Chaudhuri, Zinnia Ray. 2018. “How the British Used Postcards as a Propaganda Tool During the Bombay plague of 1896.” website, September 22.

Gugganig, Mascha, and Sophie Schor. 2020. “Multimodal Ethnography in/of/as Postcards.” American Anthropologist 122 (3).

Harris, Clare. 2017. “Photography in the ‘Contact Zone’: Identifying Copresence and Agency in the Studios of Darjeeling.” In Transcultural Encounters in the Himalayan Borderlands: Kalimpong as a “Contact Zone,” edited by Markus Viehbeck, 95–120. Heidelberg: Heidelberg University Press.

Hoskins, Janet. 2007. “Postcards from the Edge of Empire: Images and Messages from French Indochina.” IIAS Newsletter 44:16–17

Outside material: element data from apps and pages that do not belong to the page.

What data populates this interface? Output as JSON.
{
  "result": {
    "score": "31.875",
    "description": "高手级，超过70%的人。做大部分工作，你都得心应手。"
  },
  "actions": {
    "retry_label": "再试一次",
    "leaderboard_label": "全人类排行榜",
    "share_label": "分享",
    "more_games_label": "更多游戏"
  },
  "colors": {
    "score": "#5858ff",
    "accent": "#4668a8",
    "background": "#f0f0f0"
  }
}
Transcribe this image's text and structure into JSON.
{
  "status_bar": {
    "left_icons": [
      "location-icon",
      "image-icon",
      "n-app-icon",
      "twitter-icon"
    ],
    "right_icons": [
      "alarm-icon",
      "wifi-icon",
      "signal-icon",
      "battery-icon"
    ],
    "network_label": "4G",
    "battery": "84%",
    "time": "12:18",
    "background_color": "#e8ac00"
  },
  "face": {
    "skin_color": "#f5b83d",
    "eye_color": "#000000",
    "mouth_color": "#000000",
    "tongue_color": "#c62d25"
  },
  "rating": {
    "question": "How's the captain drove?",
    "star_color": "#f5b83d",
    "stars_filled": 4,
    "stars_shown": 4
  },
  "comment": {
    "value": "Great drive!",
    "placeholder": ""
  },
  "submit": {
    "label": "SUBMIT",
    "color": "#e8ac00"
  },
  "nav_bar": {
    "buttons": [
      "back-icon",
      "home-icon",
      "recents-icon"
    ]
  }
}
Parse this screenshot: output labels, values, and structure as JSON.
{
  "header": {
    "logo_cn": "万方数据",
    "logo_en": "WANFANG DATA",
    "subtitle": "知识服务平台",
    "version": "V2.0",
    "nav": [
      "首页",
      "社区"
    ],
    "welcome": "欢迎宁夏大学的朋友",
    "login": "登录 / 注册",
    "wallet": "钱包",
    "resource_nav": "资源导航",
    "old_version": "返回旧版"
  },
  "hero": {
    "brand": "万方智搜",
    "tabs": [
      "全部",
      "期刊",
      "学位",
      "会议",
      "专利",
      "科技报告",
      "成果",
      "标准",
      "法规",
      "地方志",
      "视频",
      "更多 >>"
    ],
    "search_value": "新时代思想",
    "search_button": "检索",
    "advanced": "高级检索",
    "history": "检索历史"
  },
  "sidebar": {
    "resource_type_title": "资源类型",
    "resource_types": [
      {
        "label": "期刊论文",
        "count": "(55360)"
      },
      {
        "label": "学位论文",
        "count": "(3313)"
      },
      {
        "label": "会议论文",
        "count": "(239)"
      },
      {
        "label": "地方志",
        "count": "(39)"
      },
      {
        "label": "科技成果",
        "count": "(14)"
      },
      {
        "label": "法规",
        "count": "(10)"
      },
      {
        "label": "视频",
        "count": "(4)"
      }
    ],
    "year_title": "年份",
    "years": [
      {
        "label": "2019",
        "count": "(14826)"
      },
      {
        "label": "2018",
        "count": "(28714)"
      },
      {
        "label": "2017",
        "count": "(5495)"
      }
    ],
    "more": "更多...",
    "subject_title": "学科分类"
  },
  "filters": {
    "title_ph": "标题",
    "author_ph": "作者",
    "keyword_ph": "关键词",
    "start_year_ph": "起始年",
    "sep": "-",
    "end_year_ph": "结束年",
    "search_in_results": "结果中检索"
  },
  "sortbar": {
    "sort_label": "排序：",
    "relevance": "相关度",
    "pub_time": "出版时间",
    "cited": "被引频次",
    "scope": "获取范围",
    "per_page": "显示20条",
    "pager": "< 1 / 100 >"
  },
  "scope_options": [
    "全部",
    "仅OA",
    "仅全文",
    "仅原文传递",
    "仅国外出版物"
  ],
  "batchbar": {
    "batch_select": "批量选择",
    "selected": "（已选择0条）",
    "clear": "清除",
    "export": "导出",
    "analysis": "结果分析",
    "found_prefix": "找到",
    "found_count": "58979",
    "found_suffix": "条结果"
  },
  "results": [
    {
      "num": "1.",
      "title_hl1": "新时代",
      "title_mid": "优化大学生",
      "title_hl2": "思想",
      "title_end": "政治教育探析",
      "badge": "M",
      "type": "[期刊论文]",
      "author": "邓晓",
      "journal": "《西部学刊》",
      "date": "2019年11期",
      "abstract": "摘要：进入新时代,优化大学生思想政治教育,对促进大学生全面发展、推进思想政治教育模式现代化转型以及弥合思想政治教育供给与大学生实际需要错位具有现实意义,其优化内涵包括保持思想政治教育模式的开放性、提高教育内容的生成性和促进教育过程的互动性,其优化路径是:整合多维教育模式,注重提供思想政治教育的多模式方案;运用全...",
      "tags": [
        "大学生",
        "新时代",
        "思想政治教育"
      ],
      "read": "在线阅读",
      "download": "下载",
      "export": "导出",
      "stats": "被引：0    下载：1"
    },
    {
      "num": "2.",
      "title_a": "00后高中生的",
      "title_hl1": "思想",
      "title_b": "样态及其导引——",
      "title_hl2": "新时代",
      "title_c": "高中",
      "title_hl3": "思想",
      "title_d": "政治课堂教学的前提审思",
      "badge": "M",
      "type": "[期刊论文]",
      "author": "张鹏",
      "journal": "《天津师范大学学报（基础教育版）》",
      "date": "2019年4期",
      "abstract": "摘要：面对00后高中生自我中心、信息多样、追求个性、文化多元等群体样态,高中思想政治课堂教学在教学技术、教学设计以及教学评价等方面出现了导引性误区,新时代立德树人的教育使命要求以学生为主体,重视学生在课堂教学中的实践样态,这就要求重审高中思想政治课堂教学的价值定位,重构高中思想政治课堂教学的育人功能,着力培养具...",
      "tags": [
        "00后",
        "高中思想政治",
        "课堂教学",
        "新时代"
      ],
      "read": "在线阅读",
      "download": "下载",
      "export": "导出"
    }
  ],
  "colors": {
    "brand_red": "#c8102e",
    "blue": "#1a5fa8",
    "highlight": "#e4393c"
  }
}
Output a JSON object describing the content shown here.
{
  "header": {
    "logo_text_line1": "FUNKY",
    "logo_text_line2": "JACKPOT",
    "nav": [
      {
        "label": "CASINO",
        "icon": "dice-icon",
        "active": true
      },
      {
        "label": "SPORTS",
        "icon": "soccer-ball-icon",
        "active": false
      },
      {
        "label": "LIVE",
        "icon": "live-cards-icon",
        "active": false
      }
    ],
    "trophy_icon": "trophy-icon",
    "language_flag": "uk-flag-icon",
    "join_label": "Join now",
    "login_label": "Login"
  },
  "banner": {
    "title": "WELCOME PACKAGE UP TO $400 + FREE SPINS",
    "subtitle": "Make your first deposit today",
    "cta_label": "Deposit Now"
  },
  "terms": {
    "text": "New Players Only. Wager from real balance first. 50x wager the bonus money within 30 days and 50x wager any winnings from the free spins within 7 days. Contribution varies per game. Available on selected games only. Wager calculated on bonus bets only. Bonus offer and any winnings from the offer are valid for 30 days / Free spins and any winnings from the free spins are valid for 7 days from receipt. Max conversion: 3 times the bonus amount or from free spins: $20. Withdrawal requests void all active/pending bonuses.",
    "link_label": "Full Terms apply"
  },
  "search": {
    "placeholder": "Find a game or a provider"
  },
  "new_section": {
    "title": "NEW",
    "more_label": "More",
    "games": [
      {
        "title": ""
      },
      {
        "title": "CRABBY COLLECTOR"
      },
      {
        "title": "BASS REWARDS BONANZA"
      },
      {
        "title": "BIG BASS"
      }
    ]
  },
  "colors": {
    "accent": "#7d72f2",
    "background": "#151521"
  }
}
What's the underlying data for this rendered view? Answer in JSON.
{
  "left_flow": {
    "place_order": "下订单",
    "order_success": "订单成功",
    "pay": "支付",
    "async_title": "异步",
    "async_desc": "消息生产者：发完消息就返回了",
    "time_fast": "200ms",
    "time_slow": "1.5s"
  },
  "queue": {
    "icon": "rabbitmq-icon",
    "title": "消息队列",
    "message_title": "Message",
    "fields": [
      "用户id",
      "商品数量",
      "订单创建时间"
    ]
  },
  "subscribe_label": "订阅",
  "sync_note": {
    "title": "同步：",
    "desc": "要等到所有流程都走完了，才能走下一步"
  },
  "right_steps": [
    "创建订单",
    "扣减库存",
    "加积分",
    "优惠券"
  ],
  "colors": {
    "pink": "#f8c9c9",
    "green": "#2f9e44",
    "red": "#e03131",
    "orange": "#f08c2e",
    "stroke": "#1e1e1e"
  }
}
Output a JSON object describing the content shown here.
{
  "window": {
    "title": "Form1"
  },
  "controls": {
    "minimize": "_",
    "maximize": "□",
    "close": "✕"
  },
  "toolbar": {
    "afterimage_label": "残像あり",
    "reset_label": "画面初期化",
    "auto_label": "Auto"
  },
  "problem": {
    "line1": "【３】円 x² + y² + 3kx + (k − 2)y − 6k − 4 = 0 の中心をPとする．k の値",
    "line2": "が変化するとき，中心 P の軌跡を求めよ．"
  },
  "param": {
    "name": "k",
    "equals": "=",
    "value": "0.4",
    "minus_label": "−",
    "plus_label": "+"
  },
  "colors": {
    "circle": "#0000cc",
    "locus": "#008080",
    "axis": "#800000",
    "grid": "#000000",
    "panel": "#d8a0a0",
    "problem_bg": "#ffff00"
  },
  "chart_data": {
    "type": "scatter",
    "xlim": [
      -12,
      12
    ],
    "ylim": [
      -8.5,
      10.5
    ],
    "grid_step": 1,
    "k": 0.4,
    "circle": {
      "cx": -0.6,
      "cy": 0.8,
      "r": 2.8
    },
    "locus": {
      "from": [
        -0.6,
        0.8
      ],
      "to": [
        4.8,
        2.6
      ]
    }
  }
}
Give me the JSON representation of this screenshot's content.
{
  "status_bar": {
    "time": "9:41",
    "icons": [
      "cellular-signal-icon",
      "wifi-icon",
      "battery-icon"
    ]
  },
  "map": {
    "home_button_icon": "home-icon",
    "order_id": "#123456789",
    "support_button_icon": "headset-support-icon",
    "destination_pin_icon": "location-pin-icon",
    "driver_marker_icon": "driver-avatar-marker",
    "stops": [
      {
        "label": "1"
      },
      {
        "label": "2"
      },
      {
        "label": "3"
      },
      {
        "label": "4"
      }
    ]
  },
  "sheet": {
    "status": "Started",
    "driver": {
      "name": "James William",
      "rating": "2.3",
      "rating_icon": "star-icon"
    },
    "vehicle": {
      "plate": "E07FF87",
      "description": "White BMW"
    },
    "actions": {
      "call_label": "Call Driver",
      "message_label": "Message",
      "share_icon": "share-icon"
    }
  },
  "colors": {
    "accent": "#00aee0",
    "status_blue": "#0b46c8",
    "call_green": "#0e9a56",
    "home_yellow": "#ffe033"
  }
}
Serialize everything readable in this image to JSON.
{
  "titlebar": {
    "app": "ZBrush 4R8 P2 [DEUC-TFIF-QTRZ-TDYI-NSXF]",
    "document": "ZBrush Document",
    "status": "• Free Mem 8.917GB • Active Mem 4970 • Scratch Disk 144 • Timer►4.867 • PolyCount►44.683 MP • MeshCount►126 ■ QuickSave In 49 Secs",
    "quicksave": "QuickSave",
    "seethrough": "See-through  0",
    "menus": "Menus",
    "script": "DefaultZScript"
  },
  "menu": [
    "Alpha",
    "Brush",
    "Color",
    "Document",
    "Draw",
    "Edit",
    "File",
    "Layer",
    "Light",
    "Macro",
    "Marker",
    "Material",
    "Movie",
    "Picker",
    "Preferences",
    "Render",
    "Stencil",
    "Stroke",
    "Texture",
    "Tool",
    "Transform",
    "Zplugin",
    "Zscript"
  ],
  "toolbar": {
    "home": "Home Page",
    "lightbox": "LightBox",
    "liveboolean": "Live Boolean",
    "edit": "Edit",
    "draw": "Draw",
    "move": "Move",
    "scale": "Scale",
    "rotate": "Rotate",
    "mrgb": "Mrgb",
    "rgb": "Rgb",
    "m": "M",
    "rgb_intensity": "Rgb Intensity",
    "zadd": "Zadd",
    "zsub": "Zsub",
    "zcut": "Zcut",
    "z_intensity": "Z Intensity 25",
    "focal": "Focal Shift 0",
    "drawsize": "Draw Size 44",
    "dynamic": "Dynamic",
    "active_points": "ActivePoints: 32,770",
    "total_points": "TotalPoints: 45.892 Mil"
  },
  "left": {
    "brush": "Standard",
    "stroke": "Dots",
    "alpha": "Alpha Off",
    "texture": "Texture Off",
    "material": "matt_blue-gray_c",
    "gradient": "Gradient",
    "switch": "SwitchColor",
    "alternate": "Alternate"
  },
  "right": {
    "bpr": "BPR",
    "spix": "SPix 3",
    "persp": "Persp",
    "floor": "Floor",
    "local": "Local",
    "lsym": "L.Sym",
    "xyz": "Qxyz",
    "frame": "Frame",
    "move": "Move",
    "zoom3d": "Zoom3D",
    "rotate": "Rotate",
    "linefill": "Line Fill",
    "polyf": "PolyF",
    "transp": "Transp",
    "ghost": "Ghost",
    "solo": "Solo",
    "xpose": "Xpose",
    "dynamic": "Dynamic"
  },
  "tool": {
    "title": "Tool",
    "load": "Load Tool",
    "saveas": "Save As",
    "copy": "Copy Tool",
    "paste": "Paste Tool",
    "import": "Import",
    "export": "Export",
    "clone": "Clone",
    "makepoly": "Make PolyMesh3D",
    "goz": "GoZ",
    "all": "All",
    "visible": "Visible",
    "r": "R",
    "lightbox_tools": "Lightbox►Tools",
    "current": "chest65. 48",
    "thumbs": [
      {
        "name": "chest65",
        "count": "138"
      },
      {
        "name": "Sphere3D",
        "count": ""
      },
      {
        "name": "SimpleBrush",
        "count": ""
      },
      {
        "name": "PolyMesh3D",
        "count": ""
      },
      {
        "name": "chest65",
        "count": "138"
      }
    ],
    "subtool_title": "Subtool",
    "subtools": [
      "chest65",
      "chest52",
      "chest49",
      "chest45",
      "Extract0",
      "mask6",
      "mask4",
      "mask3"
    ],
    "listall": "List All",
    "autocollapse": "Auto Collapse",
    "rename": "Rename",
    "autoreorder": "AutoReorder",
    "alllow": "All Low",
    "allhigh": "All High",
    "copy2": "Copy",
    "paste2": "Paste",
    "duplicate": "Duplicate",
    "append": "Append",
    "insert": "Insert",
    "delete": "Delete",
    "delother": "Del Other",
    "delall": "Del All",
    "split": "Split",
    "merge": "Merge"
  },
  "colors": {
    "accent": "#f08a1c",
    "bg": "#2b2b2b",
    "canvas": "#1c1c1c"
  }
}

Jain, Mahima. 2018. “British Postcards Had More in Common with Instagram Posts than We Realise.” website, September 5.

Khan, Omar. Paper Jewels: Postcards from the Raj. Ahmedabad: Mapin Publishing.

Patterson, Steven. 2006. “Postcards from the Raj.” Patterns of Prejudice 40 (2): 142–58.

Thomas, Maria. 2018. “Europeans Sent Millions of Postcards from Colonial India—Now Indians Get to See Them.” Quartz India website, November 15.



[1] One of the favorite hill stations for the British in India

[2] It was built for Lord Dufferin, Viceroy of India (1884–1888) and was home to subsequent viceroys. Post-independence, it was used as a summer home for the president of India. But Dr. Radhakrishnan turned it to a center of learning and created the Indian Institute of Advanced Study in October 1964.


[4] British hill stations like Darjeeling, Mussoorie, and Shimla also garnered attention on landscape photography, as they were close to the Himalayas.

[5] For example, the photos from the bubonic plague in Bombay in 1896 featured in Omar Khan’s book were used as propaganda by the British to show that the inoculation camps were under their control (Chaudhuri 2018)

[6] Recent publications include Picturesque India: A Journey in East Picture Postcards (1896–1947) and Paper Jewels: Postcards from the Raj (2018).

[7] Sent by Mascha Gugganig, whose call for postcards inspired this essay and is related to the article on “Multimodal Ethnography in/of/as Postcard.”

[8] Four were sent during the time frame from people who did not necessarily receive my postcards first but they heard about it or were traveling at that time. Since the dates were mentioned when they wrote the postcards, I calculated the time taken to reach me.

[9] There was no response from Canada, Israel, Kyrgyzstan, South Korea, and Vietnam, which were also included in the list.

[10] This postcard was not a part of the exchange, as it was sent to me when the sender saw my updates on Twitter. However, the postcard that was sent to the same city to another friend has still not been received.